Operational Software Failures
One consequence of this rapid software growth is an increase in operational software failures, usually resulting from poor software quality. Of the total $2.08 trillion cost of poor software quality for 2020, operational software failures make up the largest category, estimated at $1.56 trillion.
Within this category, three specific trends magnify the impact of software flaws and cause failure costs to increase:
- Digital Transformation: As already mentioned, many organizations have been forced to digitalize to survive, whether they were ready for this step or not. Herb explains that, “In fact, a lot of companies are speeding up their digital transformation efforts because they needed to, because their entire workforce went remote.” As software increasingly controls more aspects of a company’s business, software flaws have a greater potential to create problems across the value chain.
- Systems of Systems: As software is developed, applications rely on platforms and all the resources with which they connect. The complexity and interconnectedness of these systems increase the impact of weaknesses and vulnerabilities and make software flaws harder to find in case of operational failures.
- Increased Competition: As organizations compete online under these new conditions, they often end up focusing more on speed than on security and overall quality, putting themselves at risk. Without a commitment to budgeting time and resources to find and fix flaws before software speeds to market, overall poor software quality results.
One of the largest outcomes of these trends is an enormous growth in cybercrime. As Herb says, “Cybercrimes enabled by exploitable weaknesses and vulnerabilities in software are the largest growth area by far in the last 2 years. It is also the area where rapid growth is most likely.”
This problem has skyrocketed during the pandemic. Ransomware attacks have threatened hospitals, schools, and the manufacturing industry. Cybercriminals have targeted coronavirus researchers’ information and the temperature-controlled supply chain so important in the distribution of the coronavirus vaccine. In addition, small businesses are the target of nearly half of all cyberattacks, and identity theft has grown.
The cost impact of these cyberattacks is staggering. Business insurance provider Embroker predicts that by 2021, the global economy is expected to see a $6 trillion cost due to cyberattacks, double the $3 trillion figure in 2015, and calls this increase “the greatest transfer of economic wealth in history.” Ransomware alone will account for approximately $20 billion of this cost.
Recommendations and Solutions
With the already alarming consequences of the cost of poor software quality magnified by the pandemic, how can we protect ourselves?
A focus on quality is key. Herb observes that, “Software quality lags behind other objectives in most organizations. That lack of primary attention to quality comes at a steep cost. … While organizations can monetize the business value of speed, they rarely measure the offsetting cost of poor quality.”

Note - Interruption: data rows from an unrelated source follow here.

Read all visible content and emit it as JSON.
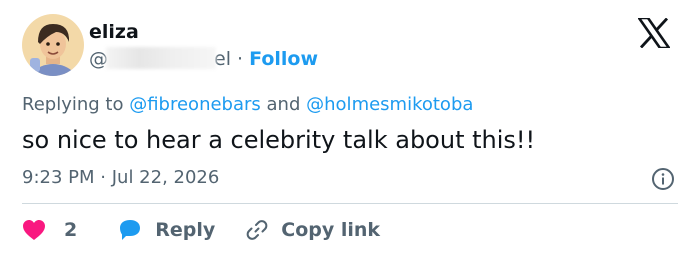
{
  "author": {
    "name": "eliza",
    "handle_prefix": "@",
    "handle_suffix": "el",
    "separator": "·",
    "follow_label": "Follow"
  },
  "reply_context": {
    "prefix": "Replying to",
    "mentions": [
      "@fibreonebars",
      "@holmesmikotoba"
    ],
    "conjunction": "and"
  },
  "tweet": {
    "text": "so nice to hear a celebrity talk about this!!",
    "time": "9:23 PM",
    "separator": "·",
    "date": "Jul 22, 2026"
  },
  "actions": {
    "like_count": "2",
    "reply_label": "Reply",
    "copy_link_label": "Copy link"
  },
  "colors": {
    "accent": "#1d9bf0",
    "muted": "#536471",
    "text": "#0f1419",
    "like": "#f91880",
    "divider": "#cfd9de"
  },
  "icons": {
    "logo": "x-logo-icon",
    "info": "info-icon",
    "like": "heart-icon",
    "reply": "speech-bubble-icon",
    "copy": "link-icon"
  }
}
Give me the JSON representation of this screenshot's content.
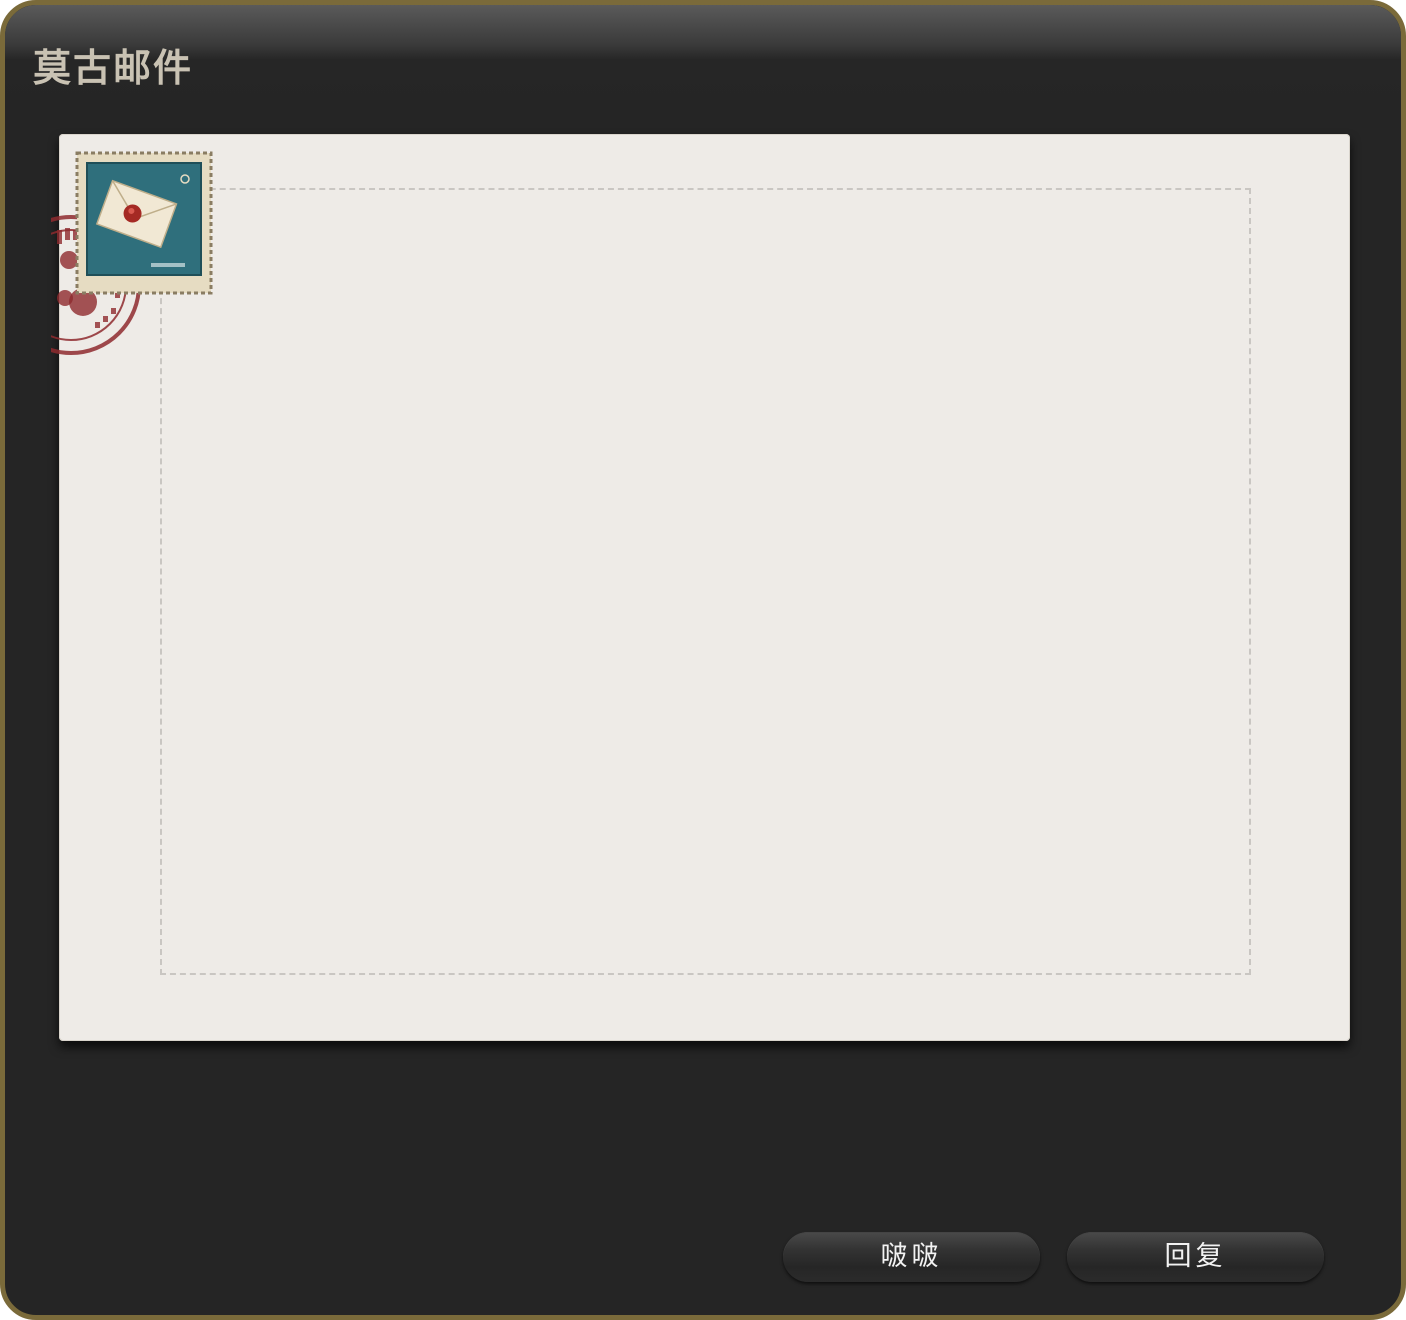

In the webinar, he offered some broad recommendations for addressing the enormous cost of poor software quality:
- Prevent bugs, flaws, weaknesses, vulnerabilities from being created and fielded
- Find and fix bugs early
- Measure quality
- Adopt high quality development practices
- Analyze potentially flawed components (such as open-source software)
Following these recommendations will help organizations have a fighting chance of surviving the pandemic intact and avoiding catastrophic software failures. Not only that, but a focus on software quality will also help protect a company’s bottom line.
Interested in learning more about how the costs of poor software quality might be impacting your organization? Try OverOps’ cost of an error calculator to find out how much software quality problems are costing you.